Upon meeting Ursula, you’d be pardoned for thinking her a study in seriousness. With her perfect inverted-V mouth and dainty bearings, she’s the girl who would rather reread Semiotics and the Philosophy of Language than go out for cheeseburgers. Her plaid skirt is never wrinkled and she always sends thank-you notes within two days.
But beneath that proper exterior beats the ultraviolet heart of a wild woman.
“Serious” was all Ursula could muster in her first days at Tabby’s Place. This set her apart from her companions, giddily friendly Darla and Helga, who were both scooped up before you could say “bazinga.” All three girls had come from a strange cloud of good intentions, in which a “rescuer” had caged them outdoors so as to prevent them from reproducing. Alas, their cages were devoid of protection from the elements, and the polar vortex had just dropped by for an extended visit.
Through a happy series of circumstances, the trio came in from the cold to Tabby’s Place, where Ursula was immediately overshadowed by her fellow travelers. If Ursula hinted her interest by letting you borrow her notes, Darla and Helga were making you armfuls of rubber band bracelets before they knew your name. It was not surprising that the extroverts got the early attention. It never is.
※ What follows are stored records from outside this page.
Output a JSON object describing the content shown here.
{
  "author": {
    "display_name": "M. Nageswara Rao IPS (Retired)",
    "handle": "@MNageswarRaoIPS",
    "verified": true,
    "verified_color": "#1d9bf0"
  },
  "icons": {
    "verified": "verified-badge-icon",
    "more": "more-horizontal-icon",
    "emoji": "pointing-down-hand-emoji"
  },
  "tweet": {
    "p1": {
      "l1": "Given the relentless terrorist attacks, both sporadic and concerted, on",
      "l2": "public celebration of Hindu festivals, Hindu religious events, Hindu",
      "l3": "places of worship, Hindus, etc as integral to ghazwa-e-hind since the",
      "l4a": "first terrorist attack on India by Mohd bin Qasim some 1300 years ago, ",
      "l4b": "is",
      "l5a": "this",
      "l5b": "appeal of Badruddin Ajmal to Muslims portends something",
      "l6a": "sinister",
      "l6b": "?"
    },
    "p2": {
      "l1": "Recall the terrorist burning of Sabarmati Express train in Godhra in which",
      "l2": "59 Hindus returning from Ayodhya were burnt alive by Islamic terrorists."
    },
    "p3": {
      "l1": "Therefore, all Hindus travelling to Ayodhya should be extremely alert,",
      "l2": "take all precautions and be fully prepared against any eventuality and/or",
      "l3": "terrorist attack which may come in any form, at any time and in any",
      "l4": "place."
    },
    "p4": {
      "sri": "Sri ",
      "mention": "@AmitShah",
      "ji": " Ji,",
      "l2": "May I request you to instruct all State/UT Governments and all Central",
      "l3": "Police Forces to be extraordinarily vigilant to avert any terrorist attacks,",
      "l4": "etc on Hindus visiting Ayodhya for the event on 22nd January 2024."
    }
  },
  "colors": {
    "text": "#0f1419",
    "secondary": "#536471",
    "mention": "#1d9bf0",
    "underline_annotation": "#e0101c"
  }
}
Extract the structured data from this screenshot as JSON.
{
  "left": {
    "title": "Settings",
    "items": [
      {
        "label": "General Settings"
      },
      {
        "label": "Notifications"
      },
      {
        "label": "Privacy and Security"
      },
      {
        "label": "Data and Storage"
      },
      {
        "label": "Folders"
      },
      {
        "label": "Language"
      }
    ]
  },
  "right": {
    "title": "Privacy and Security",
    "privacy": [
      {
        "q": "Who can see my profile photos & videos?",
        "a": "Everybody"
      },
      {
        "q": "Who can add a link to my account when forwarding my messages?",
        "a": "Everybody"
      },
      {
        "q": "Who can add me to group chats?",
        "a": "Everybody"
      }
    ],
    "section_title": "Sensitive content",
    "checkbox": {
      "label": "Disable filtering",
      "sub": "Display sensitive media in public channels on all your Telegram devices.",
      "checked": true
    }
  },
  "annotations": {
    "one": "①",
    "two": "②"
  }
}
But those who wait are always rewarded.
After clearing quarantine and settling into Suite B, Ursula began to let her colors loose. Watching Violet prance and squawk, Ursula was strangely at home in herself…and from there, it was all over but the feline remake of The Patty Duke Show.
Nowadays, walk into B, and you’ll be greeted by two technicolor torbies. Plus-sized and perfect, Violet is a little louder and a little larger. But though Ursula be tiny, she is mighty, and her meow will not be denied your love.
I must note that Violet didn’t exactly ask for her mentor role. (She was originally offered Shakira’s job on The Voice, but she declined that too.) When Ursula gets too close to Violet, or to Violet’s person of choice, Vi swiftly reeducates her protege. But Ursula’s learned enough to know that, when love is in the lesson plan, there is no Plan B. She’ll simply pinch her little face together, recoil from Violet’s protests, then go right on glowing.
Call them the unshrunken violets. Call them the Ursuline sisters. But whatever you do, call them — Suite B has never been better.